Re: "Missing connections," Sept. 14.
I have been reading with interest the numerous publications regarding the isolated, anti-social mood of Vancouver. Interestingly, I meet a lot of singles, and couples, who bring this subject up regularly. It is quite apparent.
Many who I have shared with have realized how prevalent this mood is particularly after returning to Vancouver from a short or long trip elsewhere in the world. Guess why? The countries and cities they visit or live in have allowed them to choose their fun.
I know of a few who have now arranged to move away from Vancouver as this important social quality-of-life element is amiss. I've lived here all my life and am certain the situation has been perpetuated by the local and provincial government. The feds certainly aren't helping either.
Bit by bit, the once flourishing array of nightlife choices, where people get to cut loose, have a good time, and mingle in positive, free environments has eroded. The powers that be have been chipping away at reducing your right to freedom and fun by implementing ridiculous control and hardship on any kind of non-conforming event or establishment.
Our event and licensing laws are ridiculous and oppressive.

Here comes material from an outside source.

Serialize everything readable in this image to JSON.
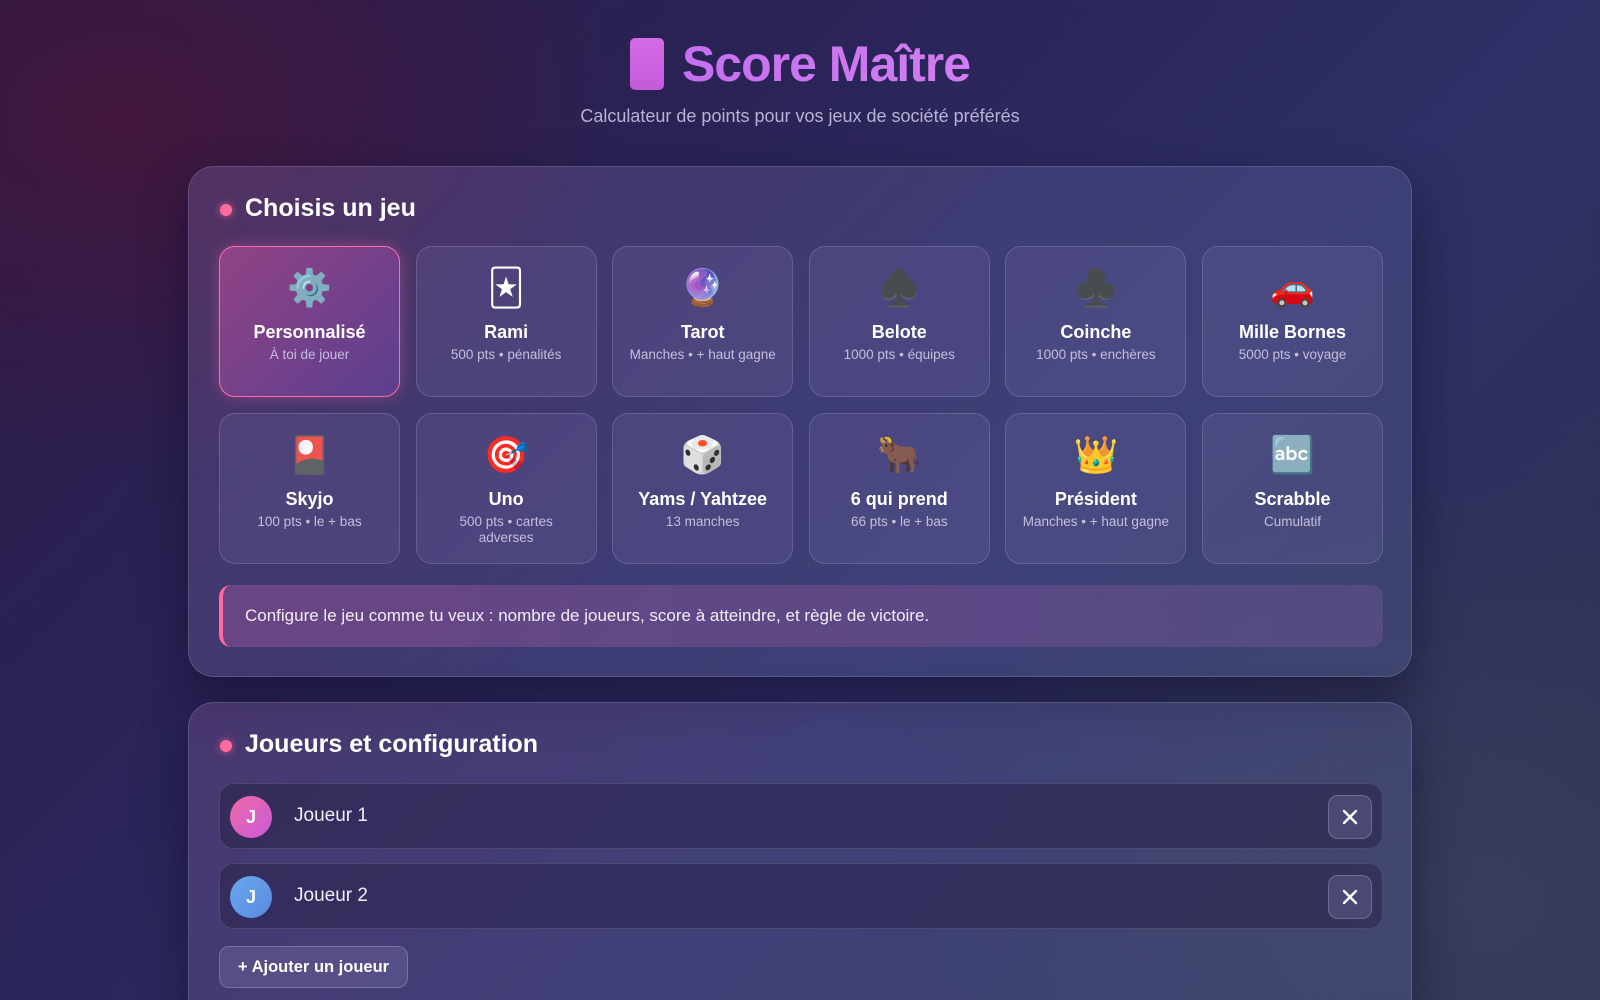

Yet the City throws a poorly thought out Canucks playoff party and that's alright. And everyone gets to pay for that whether we like it or not. Big crowd public events do not equal success. They are often mentally stressful. The city has also bombarded neighborhoods with a wealth of dull, tragic street/neighbourhood events in their illusions that they will make Vancouver 'fun'.
Two decades ago I embraced all these events, volunteered at many and supported them, amongst my many efforts to indulge in what Vancouver had to offer. Now I'm so sick of them. These events are also costly to operate, disrupt traffic and peace in neighborhoods, and in the end it's just another dull, annoying, lame event in Vancouver.
Our right to a variety of things to do day and (especially) at night is crucial to creating a funloving, friendly, robust, social environment.
If other cities can embrace a full array of social variety and freedom, without the governments' fear that people might just have a good time, then we should have that freedom as well.
Paul Richards, Vancouver